START EXERCISE INPUT

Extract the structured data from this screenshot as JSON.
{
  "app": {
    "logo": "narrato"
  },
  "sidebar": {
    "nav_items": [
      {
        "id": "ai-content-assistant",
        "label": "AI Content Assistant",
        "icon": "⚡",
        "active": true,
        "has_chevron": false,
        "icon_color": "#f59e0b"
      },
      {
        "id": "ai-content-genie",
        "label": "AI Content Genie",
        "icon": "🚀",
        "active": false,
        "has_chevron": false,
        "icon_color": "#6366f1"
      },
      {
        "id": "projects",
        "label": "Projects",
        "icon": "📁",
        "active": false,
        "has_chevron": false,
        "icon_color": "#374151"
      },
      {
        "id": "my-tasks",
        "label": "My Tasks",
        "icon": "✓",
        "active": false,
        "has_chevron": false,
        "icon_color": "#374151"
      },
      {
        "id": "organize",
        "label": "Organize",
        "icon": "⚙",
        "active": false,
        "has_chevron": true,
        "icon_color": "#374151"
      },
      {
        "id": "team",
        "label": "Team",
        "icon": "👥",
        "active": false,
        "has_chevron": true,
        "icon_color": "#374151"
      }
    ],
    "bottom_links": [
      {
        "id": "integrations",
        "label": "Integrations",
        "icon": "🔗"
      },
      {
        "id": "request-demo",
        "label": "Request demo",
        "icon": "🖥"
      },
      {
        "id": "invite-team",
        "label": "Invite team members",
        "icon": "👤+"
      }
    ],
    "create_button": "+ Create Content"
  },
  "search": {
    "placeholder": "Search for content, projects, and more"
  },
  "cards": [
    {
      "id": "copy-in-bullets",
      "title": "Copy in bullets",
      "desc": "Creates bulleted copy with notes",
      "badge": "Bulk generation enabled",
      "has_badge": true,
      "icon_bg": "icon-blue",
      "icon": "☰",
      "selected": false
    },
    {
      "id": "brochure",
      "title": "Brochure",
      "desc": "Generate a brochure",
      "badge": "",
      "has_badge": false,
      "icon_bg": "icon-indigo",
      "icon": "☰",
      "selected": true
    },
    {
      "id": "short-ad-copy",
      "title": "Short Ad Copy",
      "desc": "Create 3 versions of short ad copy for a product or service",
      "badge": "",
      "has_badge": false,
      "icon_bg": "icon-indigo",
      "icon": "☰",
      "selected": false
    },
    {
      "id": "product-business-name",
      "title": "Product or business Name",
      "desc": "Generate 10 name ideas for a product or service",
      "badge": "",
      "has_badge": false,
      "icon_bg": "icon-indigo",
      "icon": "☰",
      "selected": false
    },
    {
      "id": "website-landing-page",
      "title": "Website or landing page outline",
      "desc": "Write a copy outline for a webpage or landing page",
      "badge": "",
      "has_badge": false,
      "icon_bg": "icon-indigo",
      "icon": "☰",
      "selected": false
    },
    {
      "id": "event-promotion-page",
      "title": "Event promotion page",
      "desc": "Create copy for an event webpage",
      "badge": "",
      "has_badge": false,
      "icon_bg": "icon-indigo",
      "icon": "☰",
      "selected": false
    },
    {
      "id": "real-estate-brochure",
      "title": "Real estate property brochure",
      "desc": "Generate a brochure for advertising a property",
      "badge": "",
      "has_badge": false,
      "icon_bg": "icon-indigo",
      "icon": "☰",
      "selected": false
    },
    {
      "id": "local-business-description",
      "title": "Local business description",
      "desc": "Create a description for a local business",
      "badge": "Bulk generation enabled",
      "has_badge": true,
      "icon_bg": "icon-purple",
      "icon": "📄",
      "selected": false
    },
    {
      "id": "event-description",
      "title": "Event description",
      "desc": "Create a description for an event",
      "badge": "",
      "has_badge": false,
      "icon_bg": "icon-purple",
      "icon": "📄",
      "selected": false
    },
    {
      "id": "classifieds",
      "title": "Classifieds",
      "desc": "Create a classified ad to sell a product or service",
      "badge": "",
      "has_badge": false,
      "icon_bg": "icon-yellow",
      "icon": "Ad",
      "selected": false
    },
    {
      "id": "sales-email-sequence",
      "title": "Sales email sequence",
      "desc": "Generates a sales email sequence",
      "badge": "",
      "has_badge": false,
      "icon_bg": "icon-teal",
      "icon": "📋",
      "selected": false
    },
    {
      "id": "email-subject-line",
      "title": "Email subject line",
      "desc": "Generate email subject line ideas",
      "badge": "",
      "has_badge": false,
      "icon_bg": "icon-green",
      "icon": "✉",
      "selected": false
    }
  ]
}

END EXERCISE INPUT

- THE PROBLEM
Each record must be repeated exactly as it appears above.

- SOLUTION TO THE PROBLEM
Extract the structured data from this screenshot as JSON.
{
  "app": {
    "logo": "narrato"
  },
  "sidebar": {
    "nav_items": [
      {
        "id": "ai-content-assistant",
        "label": "AI Content Assistant",
        "icon": "⚡",
        "active": true,
        "has_chevron": false,
        "icon_color": "#f59e0b"
      },
      {
        "id": "ai-content-genie",
        "label": "AI Content Genie",
        "icon": "🚀",
        "active": false,
        "has_chevron": false,
        "icon_color": "#6366f1"
      },
      {
        "id": "projects",
        "label": "Projects",
        "icon": "📁",
        "active": false,
        "has_chevron": false,
        "icon_color": "#374151"
      },
      {
        "id": "my-tasks",
        "label": "My Tasks",
        "icon": "✓",
        "active": false,
        "has_chevron": false,
        "icon_color": "#374151"
      },
      {
        "id": "organize",
        "label": "Organize",
        "icon": "⚙",
        "active": false,
        "has_chevron": true,
        "icon_color": "#374151"
      },
      {
        "id": "team",
        "label": "Team",
        "icon": "👥",
        "active": false,
        "has_chevron": true,
        "icon_color": "#374151"
      }
    ],
    "bottom_links": [
      {
        "id": "integrations",
        "label": "Integrations",
        "icon": "🔗"
      },
      {
        "id": "request-demo",
        "label": "Request demo",
        "icon": "🖥"
      },
      {
        "id": "invite-team",
        "label": "Invite team members",
        "icon": "👤+"
      }
    ],
    "create_button": "+ Create Content"
  },
  "search": {
    "placeholder": "Search for content, projects, and more"
  },
  "cards": [
    {
      "id": "copy-in-bullets",
      "title": "Copy in bullets",
      "desc": "Creates bulleted copy with notes",
      "badge": "Bulk generation enabled",
      "has_badge": true,
      "icon_bg": "icon-blue",
      "icon": "☰",
      "selected": false
    },
    {
      "id": "brochure",
      "title": "Brochure",
      "desc": "Generate a brochure",
      "badge": "",
      "has_badge": false,
      "icon_bg": "icon-indigo",
      "icon": "☰",
      "selected": true
    },
    {
      "id": "short-ad-copy",
      "title": "Short Ad Copy",
      "desc": "Create 3 versions of short ad copy for a product or service",
      "badge": "",
      "has_badge": false,
      "icon_bg": "icon-indigo",
      "icon": "☰",
      "selected": false
    },
    {
      "id": "product-business-name",
      "title": "Product or business Name",
      "desc": "Generate 10 name ideas for a product or service",
      "badge": "",
      "has_badge": false,
      "icon_bg": "icon-indigo",
      "icon": "☰",
      "selected": false
    },
    {
      "id": "website-landing-page",
      "title": "Website or landing page outline",
      "desc": "Write a copy outline for a webpage or landing page",
      "badge": "",
      "has_badge": false,
      "icon_bg": "icon-indigo",
      "icon": "☰",
      "selected": false
    },
    {
      "id": "event-promotion-page",
      "title": "Event promotion page",
      "desc": "Create copy for an event webpage",
      "badge": "",
      "has_badge": false,
      "icon_bg": "icon-indigo",
      "icon": "☰",
      "selected": false
    },
    {
      "id": "real-estate-brochure",
      "title": "Real estate property brochure",
      "desc": "Generate a brochure for advertising a property",
      "badge": "",
      "has_badge": false,
      "icon_bg": "icon-indigo",
      "icon": "☰",
      "selected": false
    },
    {
      "id": "local-business-description",
      "title": "Local business description",
      "desc": "Create a description for a local business",
      "badge": "Bulk generation enabled",
      "has_badge": true,
      "icon_bg": "icon-purple",
      "icon": "📄",
      "selected": false
    },
    {
      "id": "event-description",
      "title": "Event description",
      "desc": "Create a description for an event",
      "badge": "",
      "has_badge": false,
      "icon_bg": "icon-purple",
      "icon": "📄",
      "selected": false
    },
    {
      "id": "classifieds",
      "title": "Classifieds",
      "desc": "Create a classified ad to sell a product or service",
      "badge": "",
      "has_badge": false,
      "icon_bg": "icon-yellow",
      "icon": "Ad",
      "selected": false
    },
    {
      "id": "sales-email-sequence",
      "title": "Sales email sequence",
      "desc": "Generates a sales email sequence",
      "badge": "",
      "has_badge": false,
      "icon_bg": "icon-teal",
      "icon": "📋",
      "selected": false
    },
    {
      "id": "email-subject-line",
      "title": "Email subject line",
      "desc": "Generate email subject line ideas",
      "badge": "",
      "has_badge": false,
      "icon_bg": "icon-green",
      "icon": "✉",
      "selected": false
    }
  ]
}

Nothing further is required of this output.